After he was kidnapped and thrown in the back of the cruiser, Minguela continued to ask the driver, Officer Peter Sanchez, why he was arrested. “You’ll have to ask the officer that arrested you,” he replies.

In the video obtained through a FOIA request by NJ.com, it then shows Romantino laughing about beating the innocent man, showing off his swollen knuckles as a trophy.

“That guy. He’s always giving us a hard time, that guy,” Romantino said.

“Not anymore,” he said as his comments were met with laughter by his fellow cops, who seemed entirely resolute in the notion of attacking, beating, and kidnapping an innocent man.

According to Minguela, he was then brought to the hospital to be treated for his injuries. But police, who then turned off their body cameras, told Minguela that if he got treated for his injuries they would fabricate even more erroneous and even felony charges against him.

Minguela says this forced him to forgo the treatment and he left. However, on the advice of an attorney, Minguela went back to the hospital the next day and was treated for a concussion and a fractured wrist.

Minguela’s attorney say they also plan to sue two officers, Brandon Gallagher and Anthony Agus, “who held (him) down and failed to intervene to stop the assault.” All of this is evident in the videos below.


Spread the love
  •  
  •  
  •  
  •  
  • 30
  •   
  •   
  •   

About Matt Agorist

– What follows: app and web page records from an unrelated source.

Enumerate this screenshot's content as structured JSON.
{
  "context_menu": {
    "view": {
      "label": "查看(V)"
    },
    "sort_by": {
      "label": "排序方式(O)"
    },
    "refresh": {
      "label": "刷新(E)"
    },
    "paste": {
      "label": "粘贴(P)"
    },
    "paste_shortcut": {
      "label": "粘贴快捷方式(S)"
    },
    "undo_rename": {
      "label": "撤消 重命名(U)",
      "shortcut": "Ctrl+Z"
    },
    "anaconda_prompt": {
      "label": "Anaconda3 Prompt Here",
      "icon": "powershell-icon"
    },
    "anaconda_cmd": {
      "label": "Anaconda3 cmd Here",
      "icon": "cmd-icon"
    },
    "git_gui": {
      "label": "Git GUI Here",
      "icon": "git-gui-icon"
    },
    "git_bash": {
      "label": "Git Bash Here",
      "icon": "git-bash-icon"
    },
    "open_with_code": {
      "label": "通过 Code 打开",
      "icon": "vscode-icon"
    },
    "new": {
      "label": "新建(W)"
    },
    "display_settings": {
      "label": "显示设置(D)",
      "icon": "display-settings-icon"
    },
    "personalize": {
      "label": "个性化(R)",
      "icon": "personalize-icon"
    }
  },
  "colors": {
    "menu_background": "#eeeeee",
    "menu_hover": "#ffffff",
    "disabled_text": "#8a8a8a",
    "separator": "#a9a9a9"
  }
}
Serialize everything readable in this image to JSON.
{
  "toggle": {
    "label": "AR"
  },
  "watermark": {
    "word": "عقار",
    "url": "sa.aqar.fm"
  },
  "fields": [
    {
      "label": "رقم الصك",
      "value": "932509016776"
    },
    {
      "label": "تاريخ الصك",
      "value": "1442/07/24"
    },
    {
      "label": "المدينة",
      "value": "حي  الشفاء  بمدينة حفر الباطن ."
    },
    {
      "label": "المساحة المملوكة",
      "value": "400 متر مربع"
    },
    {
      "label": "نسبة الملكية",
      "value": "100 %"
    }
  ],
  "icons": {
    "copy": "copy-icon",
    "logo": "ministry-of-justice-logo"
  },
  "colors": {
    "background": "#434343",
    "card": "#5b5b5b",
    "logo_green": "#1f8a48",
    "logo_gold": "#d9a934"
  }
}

Matt Agorist is an honorably discharged veteran of the USMC and former intelligence operator directly tasked by the NSA. This prior experience gives him unique insight into the world of government corruption and the American police state. Agorist has been an independent journalist for over a decade and has been featured on mainstream networks around the world. Agorist is also the Editor at Large at the Free Thought Project. Follow @MattAgorist on Twitter, Steemit, and now on Minds.